**DATASET RECORDS**.
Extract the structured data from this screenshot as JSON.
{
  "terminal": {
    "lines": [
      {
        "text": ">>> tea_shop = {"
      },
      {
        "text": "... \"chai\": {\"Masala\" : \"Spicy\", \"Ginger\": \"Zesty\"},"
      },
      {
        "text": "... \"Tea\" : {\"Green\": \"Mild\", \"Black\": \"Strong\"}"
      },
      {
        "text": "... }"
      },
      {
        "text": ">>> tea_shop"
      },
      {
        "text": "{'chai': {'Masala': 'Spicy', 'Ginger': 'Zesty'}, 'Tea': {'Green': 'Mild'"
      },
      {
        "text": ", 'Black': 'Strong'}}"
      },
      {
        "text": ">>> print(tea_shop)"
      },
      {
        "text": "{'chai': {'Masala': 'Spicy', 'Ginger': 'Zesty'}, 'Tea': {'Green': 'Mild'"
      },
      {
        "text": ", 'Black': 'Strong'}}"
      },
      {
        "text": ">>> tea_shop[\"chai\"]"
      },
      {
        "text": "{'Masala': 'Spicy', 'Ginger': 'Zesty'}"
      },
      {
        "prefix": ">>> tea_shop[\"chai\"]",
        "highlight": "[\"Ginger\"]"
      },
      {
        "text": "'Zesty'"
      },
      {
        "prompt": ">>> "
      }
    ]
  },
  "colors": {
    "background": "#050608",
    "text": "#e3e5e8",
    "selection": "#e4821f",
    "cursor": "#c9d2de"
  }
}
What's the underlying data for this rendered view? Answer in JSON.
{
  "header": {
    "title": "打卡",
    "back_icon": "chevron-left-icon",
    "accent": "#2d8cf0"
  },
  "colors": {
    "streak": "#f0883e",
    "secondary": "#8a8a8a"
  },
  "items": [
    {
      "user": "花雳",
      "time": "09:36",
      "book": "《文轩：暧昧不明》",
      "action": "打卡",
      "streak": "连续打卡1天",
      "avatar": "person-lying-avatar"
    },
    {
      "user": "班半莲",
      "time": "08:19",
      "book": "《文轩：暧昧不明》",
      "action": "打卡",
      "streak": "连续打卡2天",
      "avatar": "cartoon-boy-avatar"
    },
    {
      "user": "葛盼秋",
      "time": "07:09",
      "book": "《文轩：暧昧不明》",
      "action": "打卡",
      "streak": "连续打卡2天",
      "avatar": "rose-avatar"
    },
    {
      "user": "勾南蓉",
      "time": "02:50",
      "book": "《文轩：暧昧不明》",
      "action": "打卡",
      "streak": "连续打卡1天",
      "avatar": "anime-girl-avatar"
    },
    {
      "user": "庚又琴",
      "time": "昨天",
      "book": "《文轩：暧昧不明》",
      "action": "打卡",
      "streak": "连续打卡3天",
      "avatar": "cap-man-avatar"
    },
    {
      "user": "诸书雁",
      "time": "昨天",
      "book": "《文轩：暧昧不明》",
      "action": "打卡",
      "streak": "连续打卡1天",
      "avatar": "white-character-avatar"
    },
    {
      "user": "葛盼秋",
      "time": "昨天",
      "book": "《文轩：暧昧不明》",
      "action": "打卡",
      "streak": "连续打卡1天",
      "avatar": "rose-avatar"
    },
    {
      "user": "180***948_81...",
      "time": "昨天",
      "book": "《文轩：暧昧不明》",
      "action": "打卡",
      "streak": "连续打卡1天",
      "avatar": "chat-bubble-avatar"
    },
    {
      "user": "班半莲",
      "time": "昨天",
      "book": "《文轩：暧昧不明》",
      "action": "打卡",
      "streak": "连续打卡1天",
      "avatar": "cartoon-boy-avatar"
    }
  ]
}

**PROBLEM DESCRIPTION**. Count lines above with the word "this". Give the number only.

**ANSWER SECTION**. 2